━━━━━ Record extracts

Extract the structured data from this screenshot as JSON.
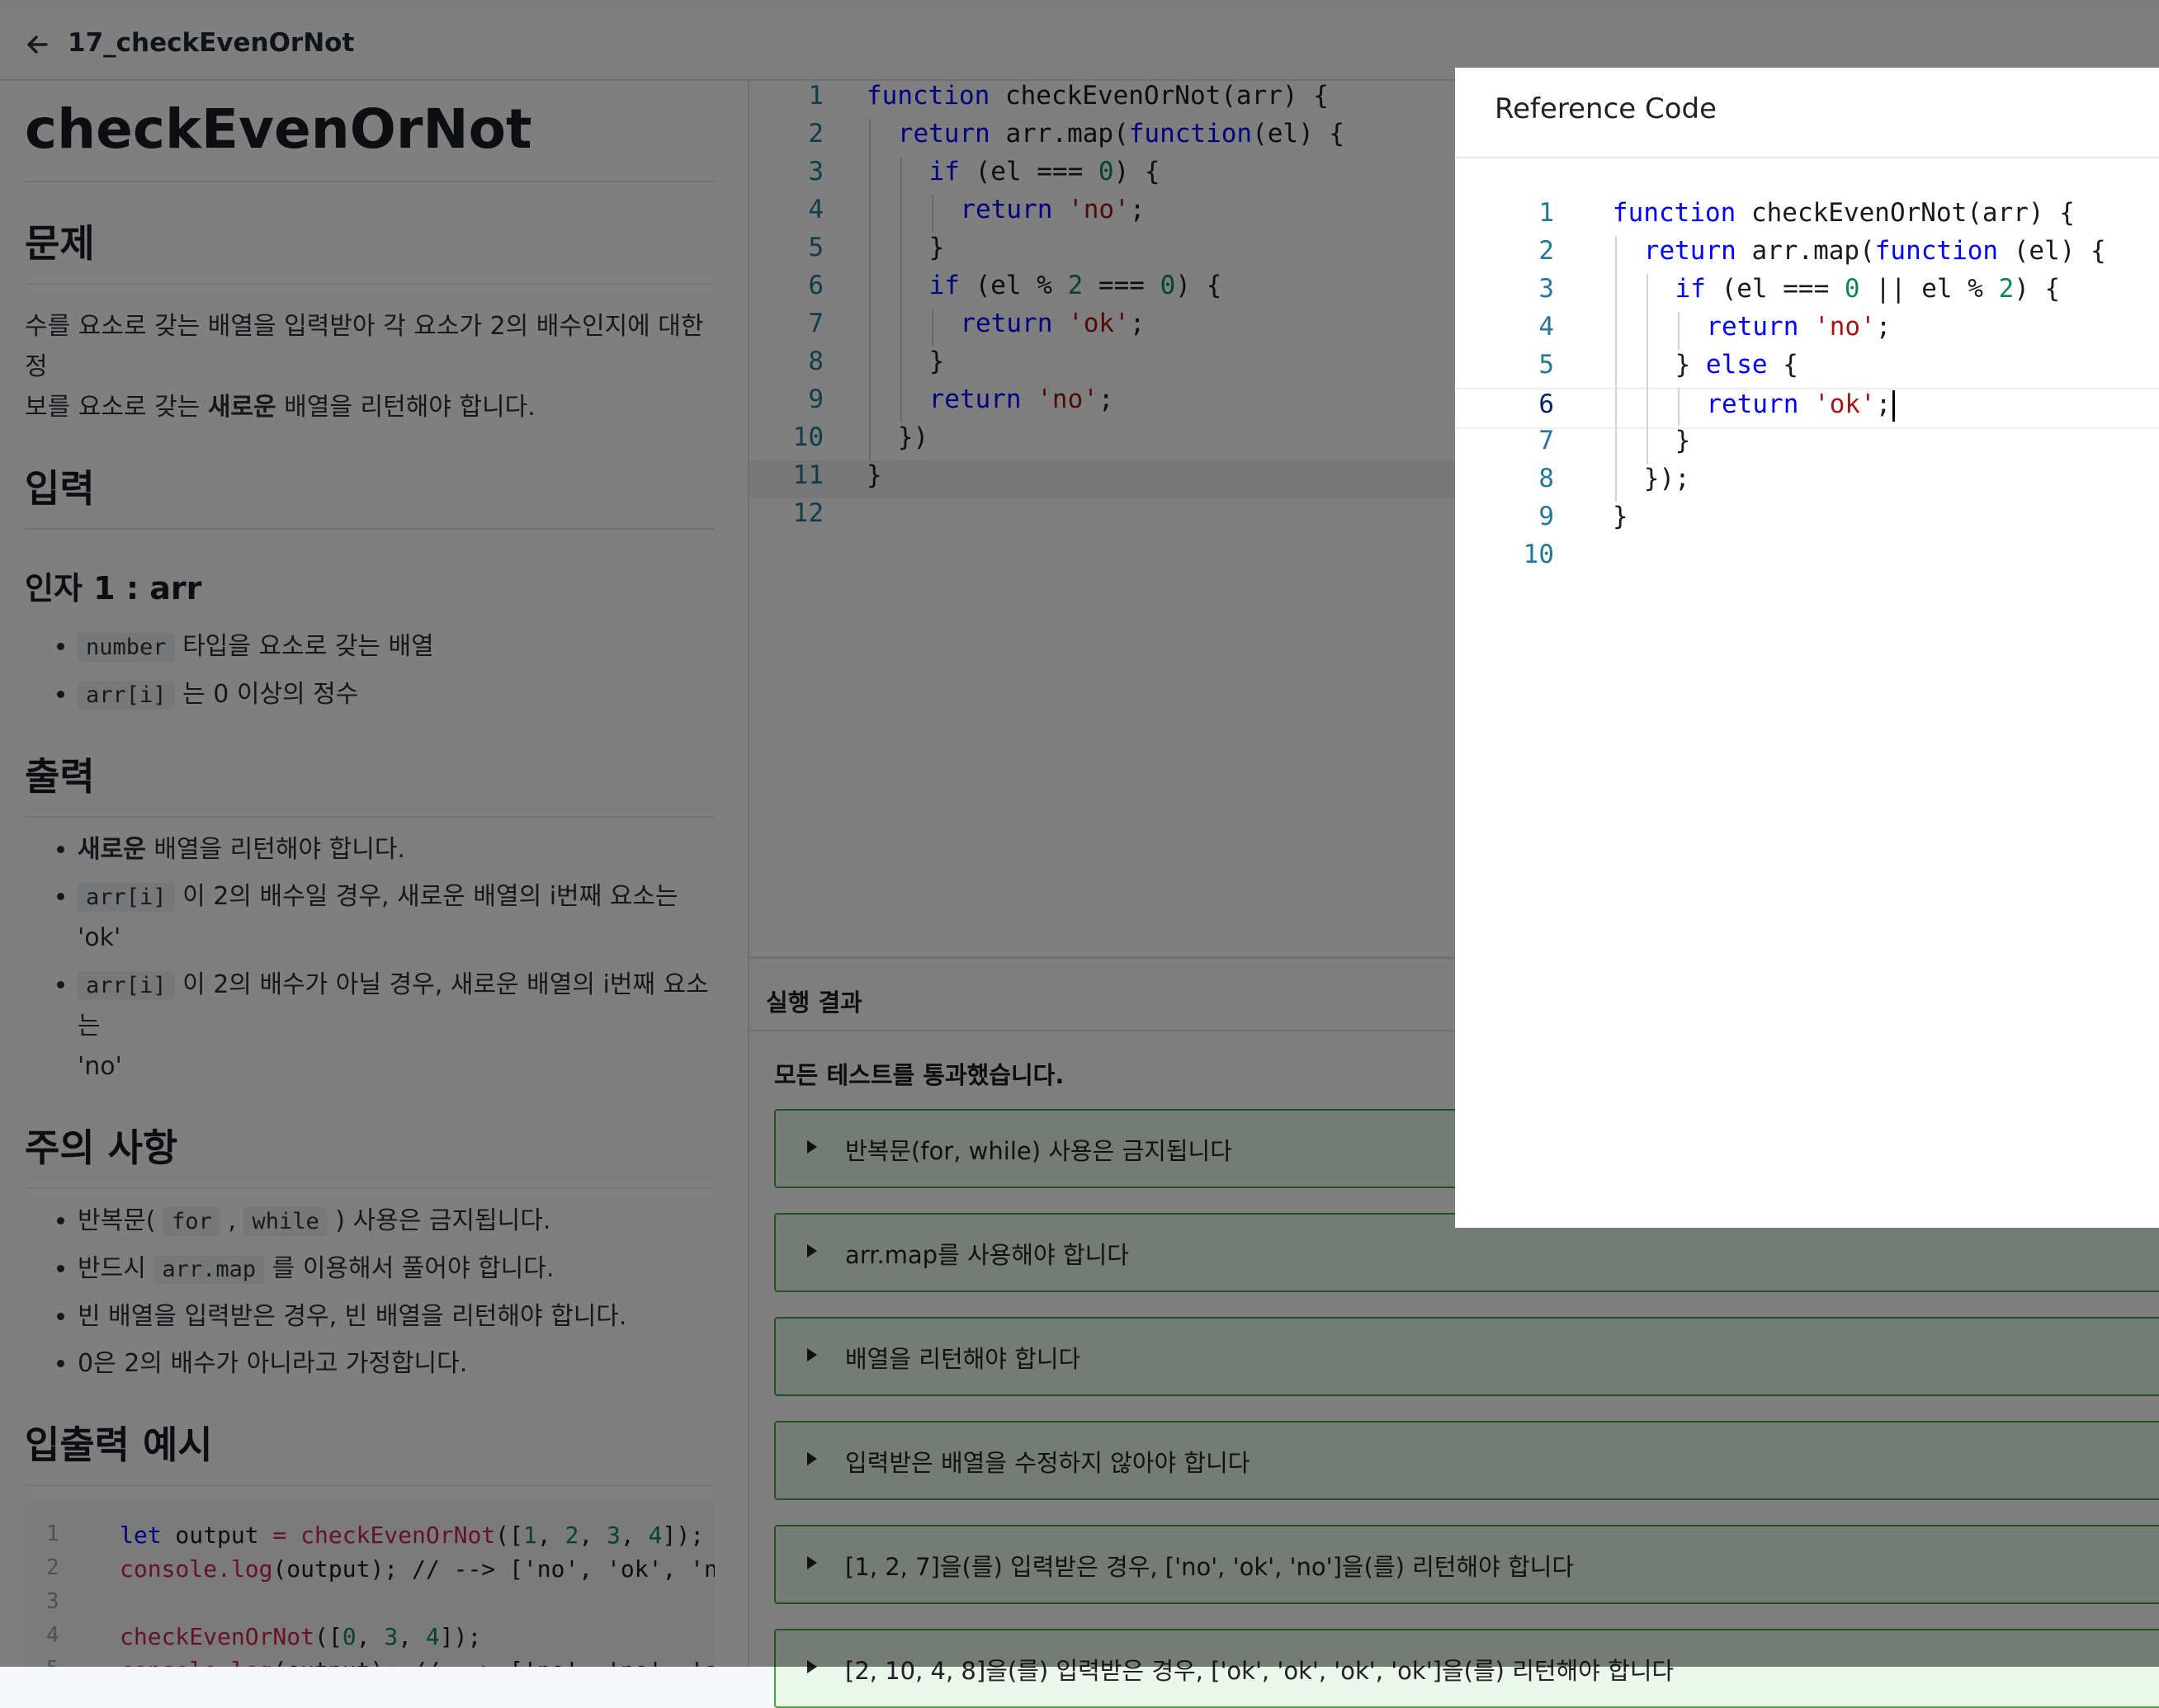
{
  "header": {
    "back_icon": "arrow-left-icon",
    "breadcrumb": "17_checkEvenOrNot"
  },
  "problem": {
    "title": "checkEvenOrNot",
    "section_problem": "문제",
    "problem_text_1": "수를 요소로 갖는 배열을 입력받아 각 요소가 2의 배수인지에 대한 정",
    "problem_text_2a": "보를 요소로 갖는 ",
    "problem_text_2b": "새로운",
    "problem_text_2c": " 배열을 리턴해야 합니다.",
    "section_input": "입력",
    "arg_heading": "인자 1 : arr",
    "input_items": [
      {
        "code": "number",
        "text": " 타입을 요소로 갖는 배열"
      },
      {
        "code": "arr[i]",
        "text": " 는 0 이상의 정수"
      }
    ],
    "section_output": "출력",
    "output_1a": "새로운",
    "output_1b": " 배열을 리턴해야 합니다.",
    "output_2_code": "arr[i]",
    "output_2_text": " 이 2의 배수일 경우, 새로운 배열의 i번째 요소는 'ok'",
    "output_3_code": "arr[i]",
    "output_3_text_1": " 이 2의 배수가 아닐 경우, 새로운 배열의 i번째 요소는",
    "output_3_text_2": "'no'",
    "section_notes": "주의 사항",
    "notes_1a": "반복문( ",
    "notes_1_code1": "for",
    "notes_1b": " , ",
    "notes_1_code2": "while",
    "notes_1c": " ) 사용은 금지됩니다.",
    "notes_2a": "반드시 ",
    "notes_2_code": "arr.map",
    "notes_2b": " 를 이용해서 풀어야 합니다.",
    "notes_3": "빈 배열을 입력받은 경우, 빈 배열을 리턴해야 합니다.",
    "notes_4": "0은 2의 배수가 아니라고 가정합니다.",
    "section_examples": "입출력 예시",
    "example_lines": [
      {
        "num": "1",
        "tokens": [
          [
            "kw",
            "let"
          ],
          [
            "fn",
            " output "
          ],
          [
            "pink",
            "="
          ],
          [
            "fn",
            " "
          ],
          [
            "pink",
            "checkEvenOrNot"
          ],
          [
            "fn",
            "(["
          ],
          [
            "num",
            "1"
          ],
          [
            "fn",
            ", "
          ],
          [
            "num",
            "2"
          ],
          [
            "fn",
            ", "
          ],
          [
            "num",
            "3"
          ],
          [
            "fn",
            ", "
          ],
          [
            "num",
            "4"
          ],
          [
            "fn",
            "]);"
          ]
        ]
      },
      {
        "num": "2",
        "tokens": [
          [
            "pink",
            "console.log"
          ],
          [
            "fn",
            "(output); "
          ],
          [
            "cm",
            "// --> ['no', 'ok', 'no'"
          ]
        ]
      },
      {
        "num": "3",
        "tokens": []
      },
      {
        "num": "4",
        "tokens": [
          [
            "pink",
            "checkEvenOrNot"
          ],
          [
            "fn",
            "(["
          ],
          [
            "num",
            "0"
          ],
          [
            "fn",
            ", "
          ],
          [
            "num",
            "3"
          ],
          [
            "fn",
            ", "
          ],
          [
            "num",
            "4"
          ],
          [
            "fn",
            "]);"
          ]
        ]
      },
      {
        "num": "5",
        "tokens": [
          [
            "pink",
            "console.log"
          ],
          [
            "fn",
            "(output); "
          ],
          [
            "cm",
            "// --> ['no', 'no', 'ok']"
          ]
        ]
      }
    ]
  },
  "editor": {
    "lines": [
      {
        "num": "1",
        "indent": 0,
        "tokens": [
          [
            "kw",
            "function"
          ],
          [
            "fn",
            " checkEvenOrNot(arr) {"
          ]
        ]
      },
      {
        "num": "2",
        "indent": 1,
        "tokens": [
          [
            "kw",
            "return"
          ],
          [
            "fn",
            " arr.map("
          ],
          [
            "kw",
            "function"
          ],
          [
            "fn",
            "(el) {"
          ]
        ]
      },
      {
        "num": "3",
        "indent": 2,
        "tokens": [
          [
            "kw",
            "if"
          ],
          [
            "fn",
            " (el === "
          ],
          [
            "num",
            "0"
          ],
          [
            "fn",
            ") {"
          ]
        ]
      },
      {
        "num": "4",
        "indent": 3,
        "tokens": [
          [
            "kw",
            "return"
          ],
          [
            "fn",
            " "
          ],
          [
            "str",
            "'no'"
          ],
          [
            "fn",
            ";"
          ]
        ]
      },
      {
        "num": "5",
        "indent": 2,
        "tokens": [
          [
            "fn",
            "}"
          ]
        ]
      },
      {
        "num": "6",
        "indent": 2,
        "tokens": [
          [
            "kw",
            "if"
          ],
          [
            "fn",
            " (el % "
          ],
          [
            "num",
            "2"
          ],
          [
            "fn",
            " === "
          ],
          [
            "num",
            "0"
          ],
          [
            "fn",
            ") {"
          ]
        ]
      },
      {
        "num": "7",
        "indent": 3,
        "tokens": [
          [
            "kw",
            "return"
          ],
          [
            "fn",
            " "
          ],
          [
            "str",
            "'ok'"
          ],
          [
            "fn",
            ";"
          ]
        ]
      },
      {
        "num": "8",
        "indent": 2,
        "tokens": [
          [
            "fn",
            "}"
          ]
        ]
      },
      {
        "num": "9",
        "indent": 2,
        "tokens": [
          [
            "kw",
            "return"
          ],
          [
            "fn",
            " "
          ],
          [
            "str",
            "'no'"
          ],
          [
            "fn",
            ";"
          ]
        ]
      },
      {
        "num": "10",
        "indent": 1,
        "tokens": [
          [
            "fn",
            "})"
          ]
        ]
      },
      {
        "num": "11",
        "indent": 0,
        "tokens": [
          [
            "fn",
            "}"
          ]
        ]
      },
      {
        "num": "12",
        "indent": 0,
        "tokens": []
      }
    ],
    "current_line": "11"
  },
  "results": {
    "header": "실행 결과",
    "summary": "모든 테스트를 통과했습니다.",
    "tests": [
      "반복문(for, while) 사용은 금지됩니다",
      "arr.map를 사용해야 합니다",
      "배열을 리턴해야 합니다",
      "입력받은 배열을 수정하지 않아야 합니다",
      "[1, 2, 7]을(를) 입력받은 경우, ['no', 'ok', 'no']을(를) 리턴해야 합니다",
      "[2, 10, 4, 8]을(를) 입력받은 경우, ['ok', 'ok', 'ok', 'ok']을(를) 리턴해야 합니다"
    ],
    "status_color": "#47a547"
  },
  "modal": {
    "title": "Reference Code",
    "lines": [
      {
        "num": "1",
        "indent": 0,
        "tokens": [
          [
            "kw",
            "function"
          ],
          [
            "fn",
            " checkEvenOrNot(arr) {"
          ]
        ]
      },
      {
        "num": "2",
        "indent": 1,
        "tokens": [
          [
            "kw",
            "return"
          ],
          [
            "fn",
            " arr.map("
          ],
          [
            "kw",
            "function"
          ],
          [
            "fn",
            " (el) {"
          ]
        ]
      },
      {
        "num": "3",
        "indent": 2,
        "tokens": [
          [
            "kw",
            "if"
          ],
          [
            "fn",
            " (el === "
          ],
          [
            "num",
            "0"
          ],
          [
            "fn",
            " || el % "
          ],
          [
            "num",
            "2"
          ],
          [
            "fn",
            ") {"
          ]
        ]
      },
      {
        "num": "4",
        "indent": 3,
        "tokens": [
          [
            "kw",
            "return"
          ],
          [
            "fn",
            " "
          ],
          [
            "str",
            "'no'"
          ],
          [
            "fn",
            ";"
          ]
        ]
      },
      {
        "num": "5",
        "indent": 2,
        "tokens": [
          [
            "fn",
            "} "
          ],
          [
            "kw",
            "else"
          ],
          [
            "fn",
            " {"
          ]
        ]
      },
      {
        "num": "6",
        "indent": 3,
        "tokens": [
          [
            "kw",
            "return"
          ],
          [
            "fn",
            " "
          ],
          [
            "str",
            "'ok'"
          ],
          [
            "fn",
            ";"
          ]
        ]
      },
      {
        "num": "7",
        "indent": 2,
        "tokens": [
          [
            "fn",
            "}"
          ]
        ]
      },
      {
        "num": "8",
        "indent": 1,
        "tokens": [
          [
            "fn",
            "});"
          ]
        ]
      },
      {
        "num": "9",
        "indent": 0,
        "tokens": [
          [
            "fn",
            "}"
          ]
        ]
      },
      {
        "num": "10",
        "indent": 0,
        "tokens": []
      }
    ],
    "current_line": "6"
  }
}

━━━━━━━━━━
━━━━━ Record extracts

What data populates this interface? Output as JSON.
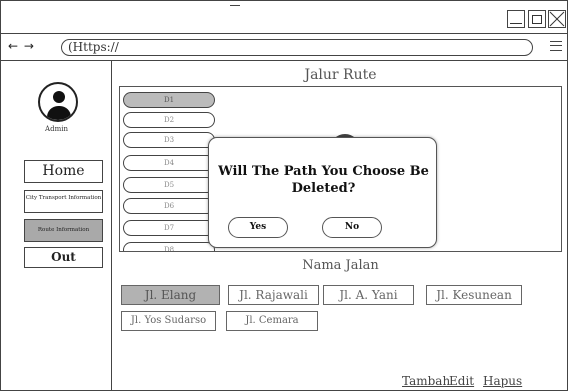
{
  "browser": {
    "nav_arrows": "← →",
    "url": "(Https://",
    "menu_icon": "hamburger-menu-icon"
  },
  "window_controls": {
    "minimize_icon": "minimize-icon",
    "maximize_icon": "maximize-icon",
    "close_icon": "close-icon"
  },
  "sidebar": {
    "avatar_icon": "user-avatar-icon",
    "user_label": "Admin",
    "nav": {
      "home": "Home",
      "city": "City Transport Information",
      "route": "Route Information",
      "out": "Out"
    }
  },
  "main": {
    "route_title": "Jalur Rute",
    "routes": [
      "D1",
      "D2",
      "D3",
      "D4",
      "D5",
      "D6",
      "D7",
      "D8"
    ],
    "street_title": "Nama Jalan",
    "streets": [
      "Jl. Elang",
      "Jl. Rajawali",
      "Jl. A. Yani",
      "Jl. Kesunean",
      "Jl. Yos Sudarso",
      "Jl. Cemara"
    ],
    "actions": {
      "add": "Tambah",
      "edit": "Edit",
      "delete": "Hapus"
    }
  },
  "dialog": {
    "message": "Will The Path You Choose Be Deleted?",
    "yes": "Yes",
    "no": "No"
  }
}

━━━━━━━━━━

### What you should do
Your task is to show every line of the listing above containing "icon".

### Task output
    "back_icon": "arrow-left-icon",
    "menu_icon": "hamburger-menu-icon"
    "minimize_icon": "minimize-icon",
    "maximize_icon": "maximize-icon",
    "close_icon": "close-icon"
    "avatar_icon": "user-avatar-icon",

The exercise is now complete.